[YOUR INSTRUCTIONS] From the line containing "What's the underlying" down to the final line of the entries below, quote every line verbatim. Exclude pictures.

[PROVIDED DATA]

————————

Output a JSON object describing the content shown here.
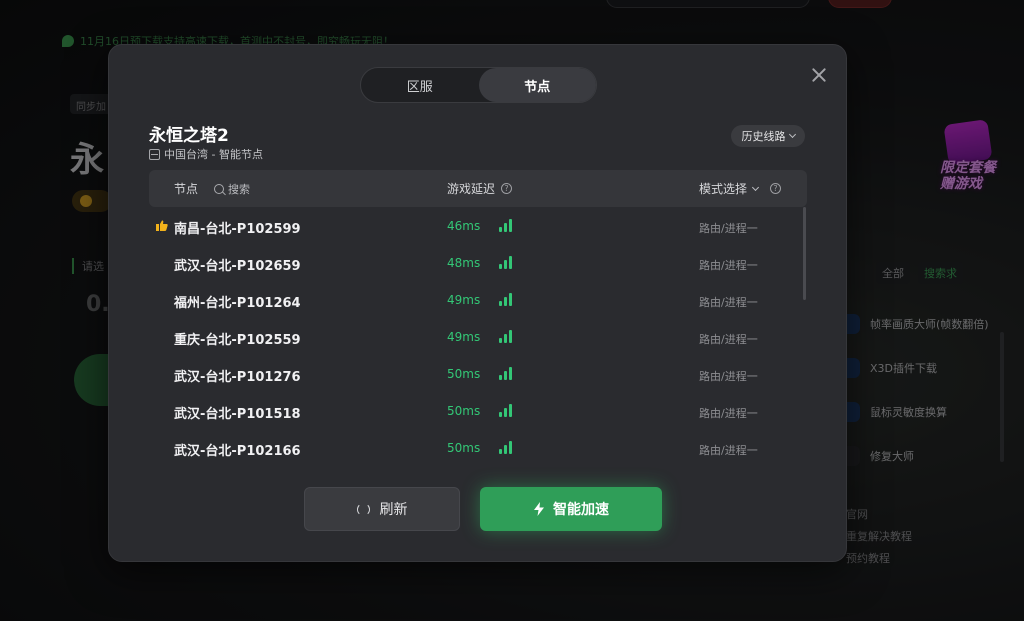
{
  "background": {
    "notice": "11月16日预下载支持高速下载，首测中不封号，即究畅玩无阻！",
    "sync_label": "同步加",
    "big_char": "永",
    "select_hint": "请选",
    "zero": "0.",
    "promo_text": "限定套餐 赠游戏",
    "tags": [
      "全部",
      "搜索求"
    ],
    "tools": [
      "帧率画质大师(帧数翻倍)",
      "X3D插件下载",
      "鼠标灵敏度换算",
      "修复大师"
    ],
    "links": [
      "官网",
      "重复解决教程",
      "预约教程"
    ]
  },
  "modal": {
    "tabs": [
      {
        "label": "区服",
        "active": false
      },
      {
        "label": "节点",
        "active": true
      }
    ],
    "game_title": "永恒之塔2",
    "game_sub": "中国台湾 - 智能节点",
    "history_button": "历史线路",
    "table": {
      "col_node": "节点",
      "search_placeholder": "搜索",
      "col_latency": "游戏延迟",
      "col_mode": "模式选择",
      "rows": [
        {
          "name": "南昌-台北-P102599",
          "latency": "46ms",
          "mode": "路由/进程一",
          "recommended": true
        },
        {
          "name": "武汉-台北-P102659",
          "latency": "48ms",
          "mode": "路由/进程一",
          "recommended": false
        },
        {
          "name": "福州-台北-P101264",
          "latency": "49ms",
          "mode": "路由/进程一",
          "recommended": false
        },
        {
          "name": "重庆-台北-P102559",
          "latency": "49ms",
          "mode": "路由/进程一",
          "recommended": false
        },
        {
          "name": "武汉-台北-P101276",
          "latency": "50ms",
          "mode": "路由/进程一",
          "recommended": false
        },
        {
          "name": "武汉-台北-P101518",
          "latency": "50ms",
          "mode": "路由/进程一",
          "recommended": false
        },
        {
          "name": "武汉-台北-P102166",
          "latency": "50ms",
          "mode": "路由/进程一",
          "recommended": false
        }
      ]
    },
    "refresh_button": "刷新",
    "accelerate_button": "智能加速"
  },
  "colors": {
    "accent_green": "#2f9e58",
    "latency_green": "#33c776",
    "modal_bg": "#2a2b2f"
  }
}
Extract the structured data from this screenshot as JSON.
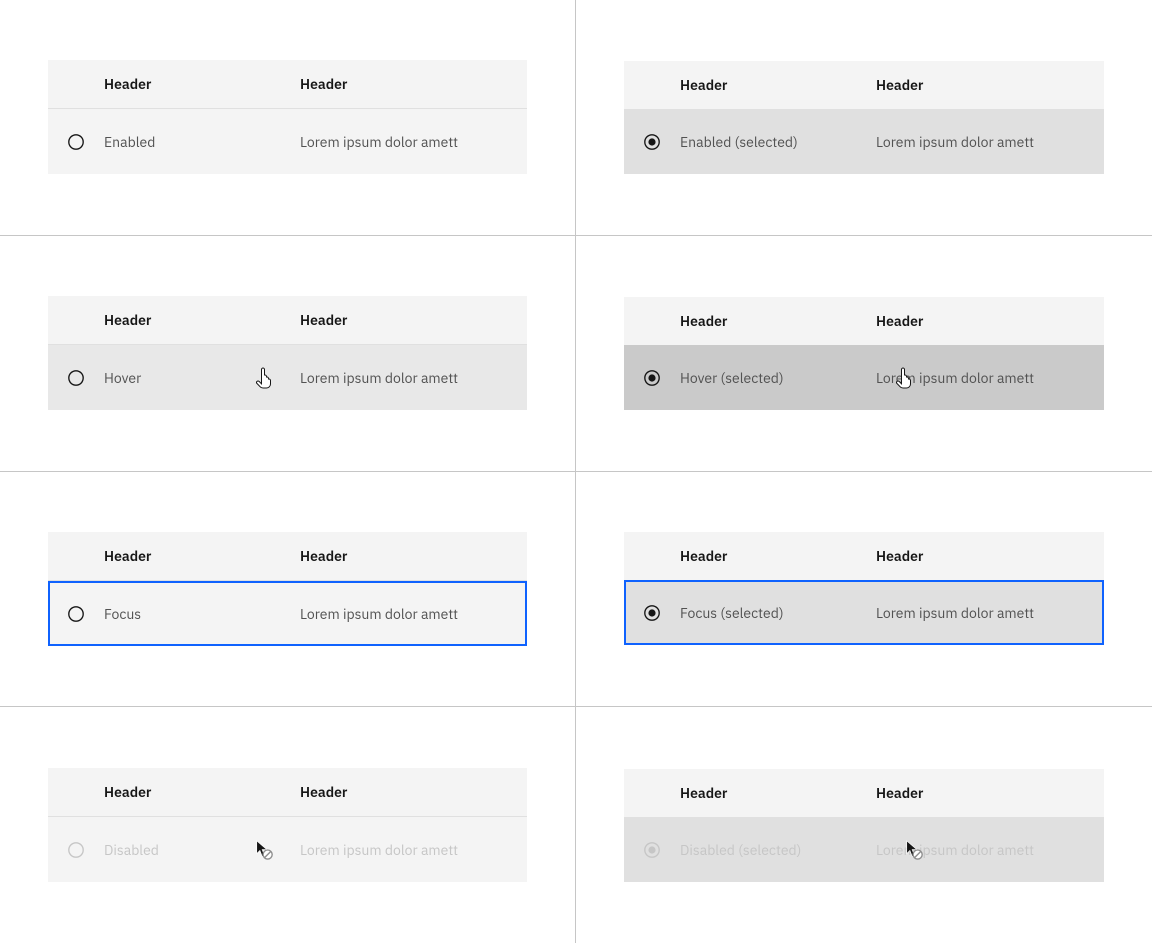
{
  "headers": {
    "h1": "Header",
    "h2": "Header"
  },
  "content": "Lorem ipsum dolor amett",
  "states": {
    "enabled": "Enabled",
    "enabled_selected": "Enabled (selected)",
    "hover": "Hover",
    "hover_selected": "Hover (selected)",
    "focus": "Focus",
    "focus_selected": "Focus (selected)",
    "disabled": "Disabled",
    "disabled_selected": "Disabled (selected)"
  }
}
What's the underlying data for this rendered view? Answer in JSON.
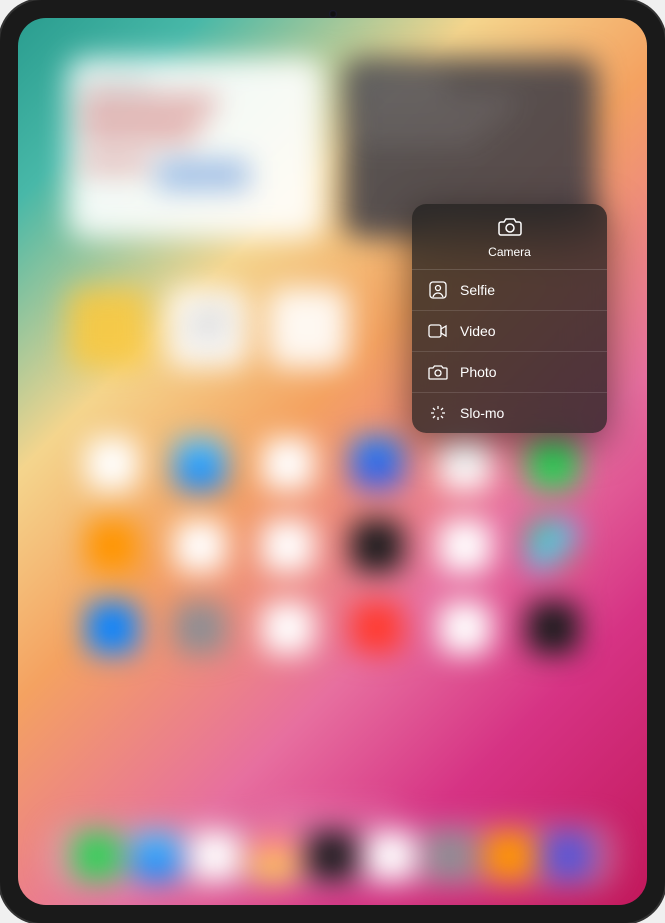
{
  "context_menu": {
    "title": "Camera",
    "items": [
      {
        "icon": "person-square-icon",
        "label": "Selfie"
      },
      {
        "icon": "video-icon",
        "label": "Video"
      },
      {
        "icon": "camera-icon",
        "label": "Photo"
      },
      {
        "icon": "burst-icon",
        "label": "Slo-mo"
      }
    ]
  },
  "colors": {
    "menu_bg": "rgba(30,30,30,0.75)",
    "menu_text": "#ffffff"
  }
}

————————

[PROBLEM SOLUTION]
What's the underlying data for this rendered view? Answer in JSON.
{
  "context_menu": {
    "title": "Camera",
    "items": [
      {
        "icon": "person-square-icon",
        "label": "Selfie"
      },
      {
        "icon": "video-icon",
        "label": "Video"
      },
      {
        "icon": "camera-icon",
        "label": "Photo"
      },
      {
        "icon": "burst-icon",
        "label": "Slo-mo"
      }
    ]
  },
  "colors": {
    "menu_bg": "rgba(30,30,30,0.75)",
    "menu_text": "#ffffff"
  }
}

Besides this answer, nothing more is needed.